Citing  numerous accomplishments, including the establishment of the Center for Education within the National Research Council (NRC), and the National Academies’ Christine Mirzayan Science and Technology Graduate Fellowship Program, Labov added that Alberts’ “has woven public service deeply, seamlessly, and inextricably into his work and throughout his work and life.” As an example, Labov noted that Alberts’ oversaw the preparation of the NRC’s influential National Science Education Standards for Grades K-12. He also set up the National Academies Teacher Advisory Council, which brings together master teachers in science, mathematics, and technology to help improve U.S. science education.

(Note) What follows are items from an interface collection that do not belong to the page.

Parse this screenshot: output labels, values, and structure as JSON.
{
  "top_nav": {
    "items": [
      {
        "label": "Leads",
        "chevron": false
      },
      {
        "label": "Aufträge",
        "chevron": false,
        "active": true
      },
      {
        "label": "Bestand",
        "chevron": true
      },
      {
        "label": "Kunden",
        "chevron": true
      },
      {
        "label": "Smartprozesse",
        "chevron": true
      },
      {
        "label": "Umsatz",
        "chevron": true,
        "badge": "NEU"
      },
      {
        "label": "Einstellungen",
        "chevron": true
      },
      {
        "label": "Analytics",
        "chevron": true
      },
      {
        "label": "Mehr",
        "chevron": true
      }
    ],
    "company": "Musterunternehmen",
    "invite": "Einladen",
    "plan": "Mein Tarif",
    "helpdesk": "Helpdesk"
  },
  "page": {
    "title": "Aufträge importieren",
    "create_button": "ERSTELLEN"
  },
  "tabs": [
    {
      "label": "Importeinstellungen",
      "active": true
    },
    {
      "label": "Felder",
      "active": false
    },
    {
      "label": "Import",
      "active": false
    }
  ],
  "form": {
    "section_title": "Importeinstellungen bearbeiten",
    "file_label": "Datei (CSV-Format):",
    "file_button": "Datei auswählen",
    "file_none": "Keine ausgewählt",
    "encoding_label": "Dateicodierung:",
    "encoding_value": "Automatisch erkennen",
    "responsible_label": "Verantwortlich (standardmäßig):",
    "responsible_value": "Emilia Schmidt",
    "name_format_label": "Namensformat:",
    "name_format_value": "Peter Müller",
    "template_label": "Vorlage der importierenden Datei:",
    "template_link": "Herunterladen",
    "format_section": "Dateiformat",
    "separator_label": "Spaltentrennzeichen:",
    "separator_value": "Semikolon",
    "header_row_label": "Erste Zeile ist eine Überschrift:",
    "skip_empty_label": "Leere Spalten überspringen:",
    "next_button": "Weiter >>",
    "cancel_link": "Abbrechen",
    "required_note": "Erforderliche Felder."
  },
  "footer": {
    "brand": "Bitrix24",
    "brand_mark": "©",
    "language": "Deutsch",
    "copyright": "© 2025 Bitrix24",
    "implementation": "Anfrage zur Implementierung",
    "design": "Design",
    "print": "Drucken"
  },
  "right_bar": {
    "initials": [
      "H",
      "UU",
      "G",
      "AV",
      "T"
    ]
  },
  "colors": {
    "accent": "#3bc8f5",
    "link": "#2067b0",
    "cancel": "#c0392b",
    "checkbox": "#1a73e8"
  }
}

Alberts received his bachelor’s degree and then his Ph.D. in biochemistry from Harvard University in 1960 and 1965, respectively. He worked as a National Science Foundation (NSF) postdoctoral fellow in biophysics in 1965-66, before joining the faculty at Princeton University, where he became the Damon Pfeiffer Professor in Life Sciences in 1973. Three years later, he moved to UCSF, initially as a professor and vice chairman of the Department of Biochemistry and Biophysics. From March 2008 until July 2013, Alberts was editor-in-chief of Science, published by AAAS, where he helped to launch science-education initiatives such as Science in the Classroom, a collection of freely available learning exercises and annotated Science research articles. He is the recipient of numerous honorary degrees and awards, including the Vannevar Bush Award for public service in science and technology, bestowed by the NSF’s National Science Board. He has served on the advisory boards of more than 25 nonprofit organizations.

The Abelson Prize will be bestowed upon Alberts during the 181st AAAS Annual Meeting in San Jose, Feb. 12-16. A ceremony and reception will be held in Room 220C of the San Jose Convention Center on Feb. 13 at 6:15 p.m.

For more information on AAAS awards, see www.aaas.org/aboutaaas/awards.

View original article

Related links:

CATEGORY: NewsComments Off

UC Davis professor receives Lifetime Contribution to Dermatology award

Haines Ely honored at Cosmetic Surgery Forum.

Haines Ely, UC Davis

Haines Ely, UC Davis clinical professor of dermatology, received the “Lifetime Contribution to Dermatology” award earlier this month at the 2014 Cosmetic Surgery Forum in Las Vegas.

The forum was held Dec. 2-5, and was presented in association with Practical Dermatology Magazine.

Ely, who also is chair and chief executive officer of Valeant Pharmaceuticals, has been teaching residents in the UC Davis Department of Dermatology since 1975, and performs teledermatology consultations. He does the same duties at the Veterans Administration Hospital at Mather Air Force Base.

Ely is particularly interested in dermatologic therapy and has lectured on the most recent advances in therapy all over the U.S., as well as in Europe and Australia. At the 1996 annual meeting of the American Academy of Dermatology, he proposed using the sap of the Euphorbia peplus plant as a skin cancer remedy. It is now on the market and commercially available.

View original article

CATEGORY: NewsComments Off

Fresno Bee: UCSF Fresno pediatric residency program

Click video for closed captions, larger view

Connect with UC

UC for California   Follow UC News on Twitter   Follow UC on Facebook   Subscribe to UC Health RSS feed

Facebook leads to lifesaving surgery at UC San Diego

Click video for closed captions, larger view


We welcome your ideas and feedback. To subscribe or send comments or suggestions, please email alec.rosenberg@ucop.edu.